So before going any farther, I'd like us all to challenge the College Board and ACT to put out their data in formats that make exploring data easier for everyone. Unless, of course, they really don't want to do that.
I downloaded all 51 workbooks and extracted the actual data using EasyMorph, then pulled it into Tableau for visualization and publication. There are four views here.
The first tab is a simple scattergram, which may be enough: The relationship between a state's median income and the average AP exam score. While blunt, it points out once again that we as a nation reward achievement in admissions (rather than merit) and that achievement is easier when you have more resources. Filter by ethnicity or specific exam, and use the highlighters to show a state or region.
Tab two is a map, with average scores color coded. Again, you see higher scores (orange and brown) in places where parental attainment and income are higher. Again, two filters for you to drill down.
Tab three shows differences for any group by grade level and gender. It might be surprising to find that 11th graders generally score higher than 12th graders, until you realize that accomplished, driven children of successful parents load up on AP courses early to help with college applications. But, given that girls have higher grades in high school than boys, you might also be surprised by the higher scores boys usually post in AP. By the way, the young women go on to earn higher grades in college too, so wonder about that for a while.
The fourth tab shows score distributions two ways: On the left, with scores of 4 and 5 to the right, assuming 4 is generally the cutoff for college credit; since some of the groups are small (like Italian, for instance), I also put a stacked 100% bar on the right. The Exam Groups filter at upper right clusters the tests by type (Science, Languages, etc.).

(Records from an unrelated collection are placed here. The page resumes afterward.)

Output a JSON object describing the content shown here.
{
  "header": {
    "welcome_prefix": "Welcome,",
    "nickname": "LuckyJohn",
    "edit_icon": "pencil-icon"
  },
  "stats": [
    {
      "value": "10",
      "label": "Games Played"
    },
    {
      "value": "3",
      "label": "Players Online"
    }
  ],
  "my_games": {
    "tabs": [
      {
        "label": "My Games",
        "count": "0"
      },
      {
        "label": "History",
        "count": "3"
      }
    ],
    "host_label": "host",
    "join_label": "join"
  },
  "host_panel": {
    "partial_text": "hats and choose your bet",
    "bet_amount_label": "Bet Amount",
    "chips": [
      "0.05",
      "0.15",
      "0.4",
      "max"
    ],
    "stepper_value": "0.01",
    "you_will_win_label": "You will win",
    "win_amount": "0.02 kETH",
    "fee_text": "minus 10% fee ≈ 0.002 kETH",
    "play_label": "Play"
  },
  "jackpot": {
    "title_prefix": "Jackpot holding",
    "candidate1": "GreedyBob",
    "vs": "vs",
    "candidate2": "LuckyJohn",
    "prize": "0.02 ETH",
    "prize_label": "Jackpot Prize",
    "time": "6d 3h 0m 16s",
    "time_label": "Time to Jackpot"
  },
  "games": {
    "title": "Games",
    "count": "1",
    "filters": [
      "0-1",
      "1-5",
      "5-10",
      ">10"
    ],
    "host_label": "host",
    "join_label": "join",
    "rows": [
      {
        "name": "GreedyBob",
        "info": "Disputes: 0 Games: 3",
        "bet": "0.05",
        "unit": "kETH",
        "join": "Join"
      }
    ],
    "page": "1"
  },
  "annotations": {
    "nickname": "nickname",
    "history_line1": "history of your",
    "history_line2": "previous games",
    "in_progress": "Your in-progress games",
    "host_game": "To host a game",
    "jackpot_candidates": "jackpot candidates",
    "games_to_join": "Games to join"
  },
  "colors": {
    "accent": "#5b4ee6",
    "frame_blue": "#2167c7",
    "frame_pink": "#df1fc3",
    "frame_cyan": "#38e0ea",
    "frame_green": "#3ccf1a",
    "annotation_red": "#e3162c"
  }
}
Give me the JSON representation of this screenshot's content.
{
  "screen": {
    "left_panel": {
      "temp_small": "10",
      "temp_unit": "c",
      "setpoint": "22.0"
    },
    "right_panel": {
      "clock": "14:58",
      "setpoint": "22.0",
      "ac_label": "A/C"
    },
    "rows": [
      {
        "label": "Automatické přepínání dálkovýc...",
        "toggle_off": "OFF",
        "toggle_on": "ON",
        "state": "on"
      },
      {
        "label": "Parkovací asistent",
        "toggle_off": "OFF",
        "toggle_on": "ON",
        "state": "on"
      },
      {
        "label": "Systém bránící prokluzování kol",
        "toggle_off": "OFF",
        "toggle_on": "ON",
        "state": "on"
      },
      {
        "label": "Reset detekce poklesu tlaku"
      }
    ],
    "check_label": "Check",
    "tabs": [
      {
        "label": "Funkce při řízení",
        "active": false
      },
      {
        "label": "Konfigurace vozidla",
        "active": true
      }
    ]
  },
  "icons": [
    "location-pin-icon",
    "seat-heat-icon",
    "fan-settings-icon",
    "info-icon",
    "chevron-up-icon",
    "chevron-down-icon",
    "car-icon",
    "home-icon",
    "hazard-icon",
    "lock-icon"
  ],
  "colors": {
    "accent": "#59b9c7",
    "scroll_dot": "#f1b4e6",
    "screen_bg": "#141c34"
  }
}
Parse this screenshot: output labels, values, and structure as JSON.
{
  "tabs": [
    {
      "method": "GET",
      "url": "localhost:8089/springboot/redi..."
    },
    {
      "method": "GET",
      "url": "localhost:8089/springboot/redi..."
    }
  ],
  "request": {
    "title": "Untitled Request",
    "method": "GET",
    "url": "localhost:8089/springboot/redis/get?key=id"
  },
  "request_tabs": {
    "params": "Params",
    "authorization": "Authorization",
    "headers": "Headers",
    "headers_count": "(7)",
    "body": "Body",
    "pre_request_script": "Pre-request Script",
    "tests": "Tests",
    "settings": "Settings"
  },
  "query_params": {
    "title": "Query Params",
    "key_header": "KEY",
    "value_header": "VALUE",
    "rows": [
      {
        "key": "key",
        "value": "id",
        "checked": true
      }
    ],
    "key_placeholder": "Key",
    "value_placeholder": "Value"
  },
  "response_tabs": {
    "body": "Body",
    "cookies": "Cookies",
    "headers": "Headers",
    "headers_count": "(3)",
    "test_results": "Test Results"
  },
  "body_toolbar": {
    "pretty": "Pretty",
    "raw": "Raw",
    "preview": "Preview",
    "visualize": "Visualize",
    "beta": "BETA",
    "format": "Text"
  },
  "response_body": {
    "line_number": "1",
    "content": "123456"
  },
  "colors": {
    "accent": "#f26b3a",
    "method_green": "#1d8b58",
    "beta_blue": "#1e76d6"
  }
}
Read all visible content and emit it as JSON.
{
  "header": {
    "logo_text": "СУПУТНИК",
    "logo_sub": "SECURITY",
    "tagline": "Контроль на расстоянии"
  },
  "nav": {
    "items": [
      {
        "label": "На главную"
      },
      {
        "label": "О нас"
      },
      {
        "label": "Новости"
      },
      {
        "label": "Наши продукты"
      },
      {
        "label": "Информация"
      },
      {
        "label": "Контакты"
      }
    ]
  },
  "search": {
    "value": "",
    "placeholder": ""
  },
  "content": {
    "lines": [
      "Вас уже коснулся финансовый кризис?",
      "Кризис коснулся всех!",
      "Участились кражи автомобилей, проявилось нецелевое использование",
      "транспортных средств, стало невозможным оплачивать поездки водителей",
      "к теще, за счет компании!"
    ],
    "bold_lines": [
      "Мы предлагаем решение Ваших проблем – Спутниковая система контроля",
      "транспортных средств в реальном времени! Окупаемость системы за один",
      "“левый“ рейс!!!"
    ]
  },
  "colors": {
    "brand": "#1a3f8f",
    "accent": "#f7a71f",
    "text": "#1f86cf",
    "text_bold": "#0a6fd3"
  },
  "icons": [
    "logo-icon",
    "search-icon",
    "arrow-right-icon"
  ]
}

We all know that it is a good thing for students to work hard and challenge themselves in high school, but we also know--ceteris paribus--schools with more resources help prepare students for these exams better. As you look through these visualizations, I recommend you look at groups most underserved in our country, and ask whether the promise of AP has been delivered yet.
This data set is complicated as would need some explanation to manipulate, but I'll make the restructured version available to anyone in higher ed who wants it, via email to firstname.lastname@example.org